No prominent American commentator anticipated the rapid sequence of events that in early 2004 brought hundreds of homosexual couples—in Massachusetts, California, New York, Oregon, and elsewhere—before religious and public officials who were willing to pronounce them married.
But amid all of the many pundits praising or damning homosexuals for breaking the marriage barrier, few have reflected on just what kind of institution homosexuals—who have never laid hold of marriage in the past—are now claiming. Indeed, if Americans scrutinize carefully the way the national culture has in recent decades re-defined wedlock for heterosexuals, they may well conclude that it is not homosexuals that have changed so much, but rather marriage itself.
Once defined by religious doctrine, moral tradition, and home-centred commitments to child rearing and gender complementarity in productive labour, marriage has become a deracinated and highly individualistic and egalitarian institution, no longer implying commitment to home, to Church, to childbearing, to traditional gender duties, or even (permanently) to spouse.
That homosexuals now want the strange new thing marriage has become should surprise no one: contemporary marriage, after all, certifies a certain legitimacy in the mainstream of American culture and delivers tax, insurance, life-style, and governmental benefits—all without imposing any of the obligations of traditional marriage (which homosexuals decidedly do not want).
Thus, while the attempt to deny homosexuals the right to marry is understandable and even morally and legally justified, such an attempt is probably foredoomed if it does not lead to a broader effort to restore moral and religious integrity to marriage as a heterosexual institution.
Only the ideologically blind would deny that homosexual marriage threatens violence against all the moral and legal traditions that have defined wedlock for millennia.

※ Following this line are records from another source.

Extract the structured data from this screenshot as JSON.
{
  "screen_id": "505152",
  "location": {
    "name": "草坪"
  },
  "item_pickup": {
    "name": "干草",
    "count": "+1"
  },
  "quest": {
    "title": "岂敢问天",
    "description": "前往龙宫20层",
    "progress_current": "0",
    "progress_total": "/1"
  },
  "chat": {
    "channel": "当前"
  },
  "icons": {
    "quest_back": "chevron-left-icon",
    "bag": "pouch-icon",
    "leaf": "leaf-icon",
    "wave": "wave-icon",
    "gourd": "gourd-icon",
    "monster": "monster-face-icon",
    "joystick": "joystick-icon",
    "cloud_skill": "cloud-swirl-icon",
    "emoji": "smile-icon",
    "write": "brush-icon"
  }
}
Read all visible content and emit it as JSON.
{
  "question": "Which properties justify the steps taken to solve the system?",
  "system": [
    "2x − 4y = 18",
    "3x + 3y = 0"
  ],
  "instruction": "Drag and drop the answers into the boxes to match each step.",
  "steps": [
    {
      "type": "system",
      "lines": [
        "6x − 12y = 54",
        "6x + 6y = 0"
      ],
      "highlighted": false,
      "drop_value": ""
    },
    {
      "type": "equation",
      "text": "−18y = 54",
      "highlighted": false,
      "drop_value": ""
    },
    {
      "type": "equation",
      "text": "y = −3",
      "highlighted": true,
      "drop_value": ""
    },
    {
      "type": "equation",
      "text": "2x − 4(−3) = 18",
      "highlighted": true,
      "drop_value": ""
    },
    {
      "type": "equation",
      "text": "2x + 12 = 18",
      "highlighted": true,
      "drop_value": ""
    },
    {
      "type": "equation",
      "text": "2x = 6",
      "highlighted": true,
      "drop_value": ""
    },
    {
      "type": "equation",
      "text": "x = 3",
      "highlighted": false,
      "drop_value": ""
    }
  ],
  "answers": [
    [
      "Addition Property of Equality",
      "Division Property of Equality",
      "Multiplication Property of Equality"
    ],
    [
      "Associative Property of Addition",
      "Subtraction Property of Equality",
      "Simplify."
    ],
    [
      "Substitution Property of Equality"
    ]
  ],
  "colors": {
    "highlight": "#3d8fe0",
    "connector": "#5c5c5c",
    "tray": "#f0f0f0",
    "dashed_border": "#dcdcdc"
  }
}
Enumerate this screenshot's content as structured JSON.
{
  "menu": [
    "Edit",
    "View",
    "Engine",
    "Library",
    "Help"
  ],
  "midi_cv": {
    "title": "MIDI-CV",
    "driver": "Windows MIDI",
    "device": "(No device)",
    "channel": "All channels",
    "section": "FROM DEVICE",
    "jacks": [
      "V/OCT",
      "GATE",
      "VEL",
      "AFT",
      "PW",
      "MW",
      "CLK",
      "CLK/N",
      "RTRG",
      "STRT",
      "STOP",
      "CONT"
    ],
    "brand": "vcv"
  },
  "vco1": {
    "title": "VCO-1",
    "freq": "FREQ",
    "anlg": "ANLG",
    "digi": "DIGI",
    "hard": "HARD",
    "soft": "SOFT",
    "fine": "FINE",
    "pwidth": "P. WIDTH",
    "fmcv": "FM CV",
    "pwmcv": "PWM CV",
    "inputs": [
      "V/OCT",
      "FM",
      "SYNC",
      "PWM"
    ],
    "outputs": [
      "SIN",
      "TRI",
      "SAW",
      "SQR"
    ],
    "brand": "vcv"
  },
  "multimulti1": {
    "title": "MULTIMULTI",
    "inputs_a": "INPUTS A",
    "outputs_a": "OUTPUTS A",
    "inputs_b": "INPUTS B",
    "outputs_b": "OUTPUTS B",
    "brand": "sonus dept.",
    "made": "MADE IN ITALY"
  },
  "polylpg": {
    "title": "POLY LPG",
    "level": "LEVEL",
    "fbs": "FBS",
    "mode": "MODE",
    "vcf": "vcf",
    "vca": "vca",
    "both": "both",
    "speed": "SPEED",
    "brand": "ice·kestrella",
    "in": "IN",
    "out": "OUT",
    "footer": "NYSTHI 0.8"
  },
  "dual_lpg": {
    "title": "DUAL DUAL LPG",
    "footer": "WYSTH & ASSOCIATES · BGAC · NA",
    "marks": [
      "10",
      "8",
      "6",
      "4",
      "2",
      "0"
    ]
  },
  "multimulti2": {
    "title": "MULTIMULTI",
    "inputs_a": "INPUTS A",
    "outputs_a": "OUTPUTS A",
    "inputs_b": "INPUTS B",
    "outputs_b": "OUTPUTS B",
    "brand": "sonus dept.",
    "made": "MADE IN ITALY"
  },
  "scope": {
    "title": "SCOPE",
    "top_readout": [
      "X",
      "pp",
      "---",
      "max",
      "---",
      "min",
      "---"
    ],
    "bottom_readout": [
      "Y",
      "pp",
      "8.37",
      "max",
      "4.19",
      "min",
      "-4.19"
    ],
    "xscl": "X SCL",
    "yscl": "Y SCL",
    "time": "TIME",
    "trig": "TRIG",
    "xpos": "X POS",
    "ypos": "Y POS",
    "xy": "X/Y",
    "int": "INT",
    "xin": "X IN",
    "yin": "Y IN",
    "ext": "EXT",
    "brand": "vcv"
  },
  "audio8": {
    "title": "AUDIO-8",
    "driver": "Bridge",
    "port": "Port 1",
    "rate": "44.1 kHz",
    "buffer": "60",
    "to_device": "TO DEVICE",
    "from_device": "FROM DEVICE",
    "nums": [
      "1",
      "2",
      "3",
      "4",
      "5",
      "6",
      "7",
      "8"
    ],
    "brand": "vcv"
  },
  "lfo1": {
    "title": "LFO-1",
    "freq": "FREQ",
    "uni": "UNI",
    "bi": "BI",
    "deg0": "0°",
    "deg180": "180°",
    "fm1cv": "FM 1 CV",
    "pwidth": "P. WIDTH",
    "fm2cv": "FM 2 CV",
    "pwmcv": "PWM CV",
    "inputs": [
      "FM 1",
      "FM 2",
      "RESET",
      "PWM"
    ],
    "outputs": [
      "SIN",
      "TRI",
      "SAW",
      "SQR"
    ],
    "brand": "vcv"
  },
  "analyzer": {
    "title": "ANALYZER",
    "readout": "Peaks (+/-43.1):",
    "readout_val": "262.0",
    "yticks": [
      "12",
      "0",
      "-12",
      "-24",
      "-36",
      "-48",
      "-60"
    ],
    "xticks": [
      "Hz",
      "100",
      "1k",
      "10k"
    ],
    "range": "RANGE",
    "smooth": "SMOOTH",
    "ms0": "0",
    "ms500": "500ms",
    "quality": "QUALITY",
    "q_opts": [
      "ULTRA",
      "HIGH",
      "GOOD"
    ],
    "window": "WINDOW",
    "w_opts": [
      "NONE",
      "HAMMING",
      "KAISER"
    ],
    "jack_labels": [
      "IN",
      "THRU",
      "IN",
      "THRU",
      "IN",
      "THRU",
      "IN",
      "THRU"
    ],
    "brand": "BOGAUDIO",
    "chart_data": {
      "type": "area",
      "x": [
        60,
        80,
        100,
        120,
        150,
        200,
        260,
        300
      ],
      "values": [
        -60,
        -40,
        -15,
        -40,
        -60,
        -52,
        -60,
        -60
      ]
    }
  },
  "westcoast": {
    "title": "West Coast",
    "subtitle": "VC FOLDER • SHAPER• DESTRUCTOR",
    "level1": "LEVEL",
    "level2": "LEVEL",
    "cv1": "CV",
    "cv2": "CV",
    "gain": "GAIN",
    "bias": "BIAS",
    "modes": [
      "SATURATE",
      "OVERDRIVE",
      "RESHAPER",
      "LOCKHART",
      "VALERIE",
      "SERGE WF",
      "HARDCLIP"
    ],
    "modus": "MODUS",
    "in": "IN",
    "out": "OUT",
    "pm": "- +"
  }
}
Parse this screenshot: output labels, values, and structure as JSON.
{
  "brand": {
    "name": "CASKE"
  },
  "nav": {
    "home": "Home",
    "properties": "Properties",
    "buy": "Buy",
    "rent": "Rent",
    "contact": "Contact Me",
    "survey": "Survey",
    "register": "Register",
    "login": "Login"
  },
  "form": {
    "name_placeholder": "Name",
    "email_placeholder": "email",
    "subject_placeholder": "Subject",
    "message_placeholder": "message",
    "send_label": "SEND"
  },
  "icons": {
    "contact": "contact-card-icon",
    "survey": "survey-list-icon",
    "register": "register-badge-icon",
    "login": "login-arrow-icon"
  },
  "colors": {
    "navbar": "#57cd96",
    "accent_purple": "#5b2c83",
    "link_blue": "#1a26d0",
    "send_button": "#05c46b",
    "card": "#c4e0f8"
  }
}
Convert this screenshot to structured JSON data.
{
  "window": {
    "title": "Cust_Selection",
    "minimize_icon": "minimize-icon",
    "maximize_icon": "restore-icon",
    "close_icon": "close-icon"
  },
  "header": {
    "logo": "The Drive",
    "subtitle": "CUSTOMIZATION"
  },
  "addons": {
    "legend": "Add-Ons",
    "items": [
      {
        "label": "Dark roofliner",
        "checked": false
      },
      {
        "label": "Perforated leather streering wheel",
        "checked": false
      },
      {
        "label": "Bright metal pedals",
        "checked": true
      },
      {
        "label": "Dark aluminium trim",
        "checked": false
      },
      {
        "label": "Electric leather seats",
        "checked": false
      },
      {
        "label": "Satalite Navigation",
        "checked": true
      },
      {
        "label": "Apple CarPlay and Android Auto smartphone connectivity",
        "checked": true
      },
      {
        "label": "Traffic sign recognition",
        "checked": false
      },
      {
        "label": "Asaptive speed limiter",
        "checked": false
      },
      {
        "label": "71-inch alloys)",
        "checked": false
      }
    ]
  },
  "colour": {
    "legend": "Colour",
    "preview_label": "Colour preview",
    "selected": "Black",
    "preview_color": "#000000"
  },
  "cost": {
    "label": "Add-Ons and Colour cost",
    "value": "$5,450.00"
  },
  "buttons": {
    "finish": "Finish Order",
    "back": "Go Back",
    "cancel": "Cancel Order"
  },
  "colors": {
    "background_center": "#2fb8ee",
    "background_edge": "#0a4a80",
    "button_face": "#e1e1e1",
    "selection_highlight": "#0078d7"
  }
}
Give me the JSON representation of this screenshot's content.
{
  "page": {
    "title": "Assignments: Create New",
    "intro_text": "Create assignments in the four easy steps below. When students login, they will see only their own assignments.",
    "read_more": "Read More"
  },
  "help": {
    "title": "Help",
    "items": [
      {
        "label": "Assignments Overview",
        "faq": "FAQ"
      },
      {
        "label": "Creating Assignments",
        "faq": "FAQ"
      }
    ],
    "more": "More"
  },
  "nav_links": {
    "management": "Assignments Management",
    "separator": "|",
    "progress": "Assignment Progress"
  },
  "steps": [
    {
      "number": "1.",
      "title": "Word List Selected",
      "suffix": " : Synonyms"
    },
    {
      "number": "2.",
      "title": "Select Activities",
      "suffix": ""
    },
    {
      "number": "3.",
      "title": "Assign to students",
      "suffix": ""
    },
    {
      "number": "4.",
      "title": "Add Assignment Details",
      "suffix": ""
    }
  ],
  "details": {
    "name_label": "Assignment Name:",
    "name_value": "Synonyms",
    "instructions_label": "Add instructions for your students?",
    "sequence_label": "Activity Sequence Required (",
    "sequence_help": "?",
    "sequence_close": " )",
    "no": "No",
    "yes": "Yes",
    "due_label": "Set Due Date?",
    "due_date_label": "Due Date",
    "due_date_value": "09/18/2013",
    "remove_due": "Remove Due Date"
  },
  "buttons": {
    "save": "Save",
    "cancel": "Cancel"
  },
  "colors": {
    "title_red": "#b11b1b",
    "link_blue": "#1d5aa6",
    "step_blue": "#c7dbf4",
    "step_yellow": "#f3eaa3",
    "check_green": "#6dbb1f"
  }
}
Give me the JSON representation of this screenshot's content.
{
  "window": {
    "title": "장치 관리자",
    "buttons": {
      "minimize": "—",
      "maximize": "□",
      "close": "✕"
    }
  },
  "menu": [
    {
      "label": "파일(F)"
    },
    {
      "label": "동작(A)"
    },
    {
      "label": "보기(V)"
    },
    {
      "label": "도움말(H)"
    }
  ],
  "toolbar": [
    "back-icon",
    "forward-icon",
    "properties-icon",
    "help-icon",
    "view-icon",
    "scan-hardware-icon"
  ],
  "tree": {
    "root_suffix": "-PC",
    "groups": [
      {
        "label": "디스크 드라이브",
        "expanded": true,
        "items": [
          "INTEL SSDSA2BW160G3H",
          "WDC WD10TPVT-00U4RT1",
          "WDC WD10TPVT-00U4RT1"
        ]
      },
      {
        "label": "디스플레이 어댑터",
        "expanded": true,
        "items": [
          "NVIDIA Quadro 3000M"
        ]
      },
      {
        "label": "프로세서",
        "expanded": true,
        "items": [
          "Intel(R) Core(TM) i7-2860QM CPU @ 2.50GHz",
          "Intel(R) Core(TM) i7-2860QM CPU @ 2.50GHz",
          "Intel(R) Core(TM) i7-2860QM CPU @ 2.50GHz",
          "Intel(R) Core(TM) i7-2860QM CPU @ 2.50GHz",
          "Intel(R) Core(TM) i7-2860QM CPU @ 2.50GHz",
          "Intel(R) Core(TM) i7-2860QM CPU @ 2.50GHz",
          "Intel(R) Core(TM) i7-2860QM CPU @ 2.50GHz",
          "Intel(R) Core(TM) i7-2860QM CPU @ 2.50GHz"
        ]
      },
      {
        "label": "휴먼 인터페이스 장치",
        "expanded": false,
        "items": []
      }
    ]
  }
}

Homosexual activists have themselves asserted that they aim at more than a “mere ‘aping'” of heterosexual marriage: they want homosexual marriage to “destabilize marriage’s gendered definition by disrupting the link between gender and marriage.” They thus value the homosexual wedding ceremony in part because of the “transformation that it makes on the people around us.” But the disruptions in marriage and the accompanying transformations of the American people hardly began with homosexuals or homosexual marriage.
The history of a sea change
To recognize how profoundly mainstream American culture had changed the institution of marriage before a single wedding license had been issued to any homosexual couple is to realize that homosexual marriage culminates a decades-long attack, rather than initiates a distinctively new assault.
Once strongly reinforced by both religious doctrine and legal statute, marriage stood for centuries as the socially obligatory institution that shaped the individual for an adulthood of self-sacrifice and cooperative home-centred labour focused especially on the tasks of childbearing and child rearing.
For centuries, almost all Americans recognized marriage as a divinely ordained union of husband and wife entailing distinctive but complementary gender roles. Nor, until relatively recently, did the imperatives of marital theology lack for this-worldly reinforcement. As historian Allan Carlson has stressed, traditional patterns of “householding” assigned “reciprocal, complementary tasks [to] husbands and wives” engaged in various types of “household production, ranging from tool making and weaving to the keeping of livestock and the garden patch.” Marriage thus defined the very foundation of “a basic economic unit” which “bound each family together” as a “community of work.”
Sustained by their religious beliefs and absorbed in the labours of maintaining an autonomous home, American couples made their wedding vows both fruitful and durable. The fruitfulness of the traditional American marriage accounts for the words of a 19th-century American Congressman proudly inviting a foreign visitor to:
“visit one of our log cabins… There you will find a strong, stout youth of eighteen, with his Better Half, just commencing the first struggles of independent life. Thirty years from that time, visit them again; and instead of two, you will find in that same family twenty-two. That is what I call the American Multiplication Table.”
By the middle of the 20th century, the American supports for marriage had weakened in a number of ways—none of them involving advocates of homosexual marriage. By the 1950s the home’s surrender of productive functions had become so complete that Harvard sociologist Pitirim Sorokin saw it becoming a “mere incidental parking place” for consumption and relaxation. Many wives consequently experienced what one social historian labelled the “festering contradiction of modern womanhood” as their traditional home crafts lost economic value and cultural legitimacy, so threatening to reduce their social status to that of menial parking-place attendants.